■ Exercise prompt ■
Reproduce the records word for word, apart from the images they contain.

^^^^^^^^

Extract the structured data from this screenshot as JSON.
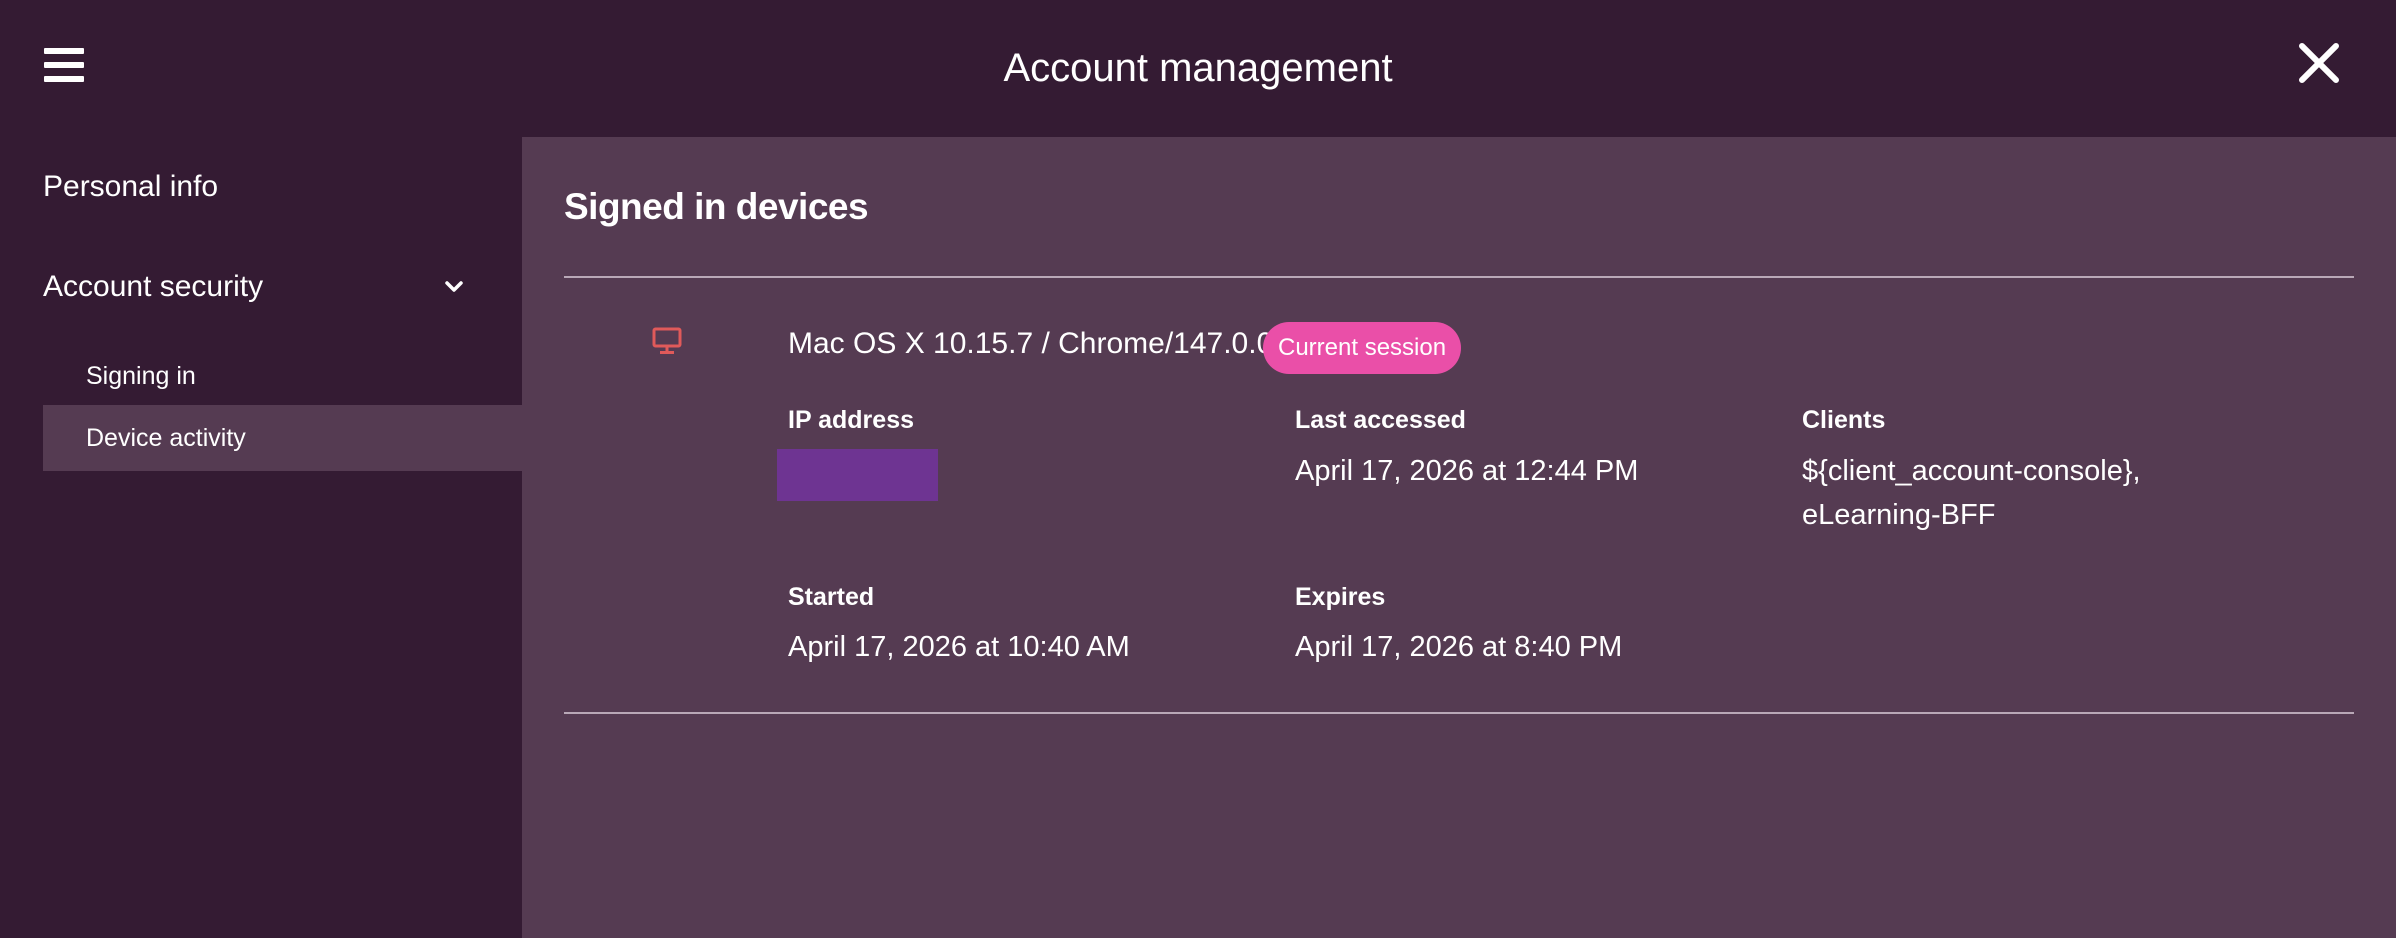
{
  "header": {
    "title": "Account management",
    "menu_icon": "hamburger-menu-icon",
    "close_icon": "close-icon"
  },
  "sidebar": {
    "items": [
      {
        "label": "Personal info"
      },
      {
        "label": "Account security",
        "expanded": true,
        "icon": "chevron-down-icon"
      }
    ],
    "subitems": [
      {
        "label": "Signing in"
      },
      {
        "label": "Device activity",
        "selected": true
      }
    ]
  },
  "main": {
    "title": "Signed in devices",
    "device": {
      "icon": "desktop-icon",
      "icon_color": "#e05a5a",
      "name": "Mac OS X 10.15.7 / Chrome/147.0.0",
      "badge": "Current session",
      "badge_color": "#ea4fa8",
      "fields": {
        "ip_label": "IP address",
        "last_accessed_label": "Last accessed",
        "last_accessed_value": "April 17, 2026 at 12:44 PM",
        "clients_label": "Clients",
        "clients_value_line1": "${client_account-console},",
        "clients_value_line2": "eLearning-BFF",
        "started_label": "Started",
        "started_value": "April 17, 2026 at 10:40 AM",
        "expires_label": "Expires",
        "expires_value": "April 17, 2026 at 8:40 PM"
      }
    }
  }
}
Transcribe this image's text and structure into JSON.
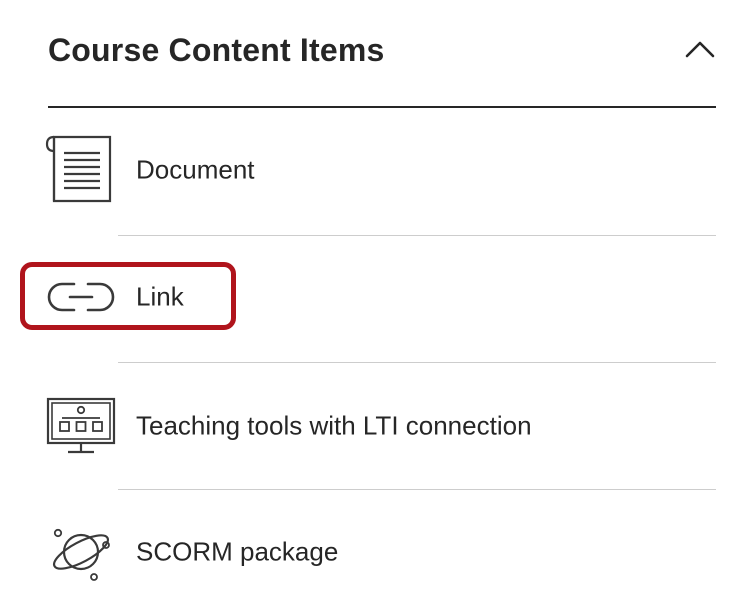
{
  "section": {
    "title": "Course Content Items",
    "collapse_icon": "chevron-up-icon"
  },
  "items": [
    {
      "label": "Document",
      "icon": "document-icon"
    },
    {
      "label": "Link",
      "icon": "link-icon",
      "highlighted": true
    },
    {
      "label": "Teaching tools with LTI connection",
      "icon": "lti-tool-icon"
    },
    {
      "label": "SCORM package",
      "icon": "scorm-icon"
    }
  ],
  "colors": {
    "text": "#262626",
    "divider": "#cdcdcd",
    "highlight": "#b0141c"
  }
}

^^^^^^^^

■ Finished exercise ■
Extract the structured data from this screenshot as JSON.
{
  "header": {
    "title": "Account management",
    "menu_icon": "hamburger-menu-icon",
    "close_icon": "close-icon"
  },
  "sidebar": {
    "items": [
      {
        "label": "Personal info"
      },
      {
        "label": "Account security",
        "expanded": true,
        "icon": "chevron-down-icon"
      }
    ],
    "subitems": [
      {
        "label": "Signing in"
      },
      {
        "label": "Device activity",
        "selected": true
      }
    ]
  },
  "main": {
    "title": "Signed in devices",
    "device": {
      "icon": "desktop-icon",
      "icon_color": "#e05a5a",
      "name": "Mac OS X 10.15.7 / Chrome/147.0.0",
      "badge": "Current session",
      "badge_color": "#ea4fa8",
      "fields": {
        "ip_label": "IP address",
        "last_accessed_label": "Last accessed",
        "last_accessed_value": "April 17, 2026 at 12:44 PM",
        "clients_label": "Clients",
        "clients_value_line1": "${client_account-console},",
        "clients_value_line2": "eLearning-BFF",
        "started_label": "Started",
        "started_value": "April 17, 2026 at 10:40 AM",
        "expires_label": "Expires",
        "expires_value": "April 17, 2026 at 8:40 PM"
      }
    }
  }
}
Transcribe this image's text and structure into JSON.
{
  "section": {
    "title": "Course Content Items",
    "collapse_icon": "chevron-up-icon"
  },
  "items": [
    {
      "label": "Document",
      "icon": "document-icon"
    },
    {
      "label": "Link",
      "icon": "link-icon",
      "highlighted": true
    },
    {
      "label": "Teaching tools with LTI connection",
      "icon": "lti-tool-icon"
    },
    {
      "label": "SCORM package",
      "icon": "scorm-icon"
    }
  ],
  "colors": {
    "text": "#262626",
    "divider": "#cdcdcd",
    "highlight": "#b0141c"
  }
}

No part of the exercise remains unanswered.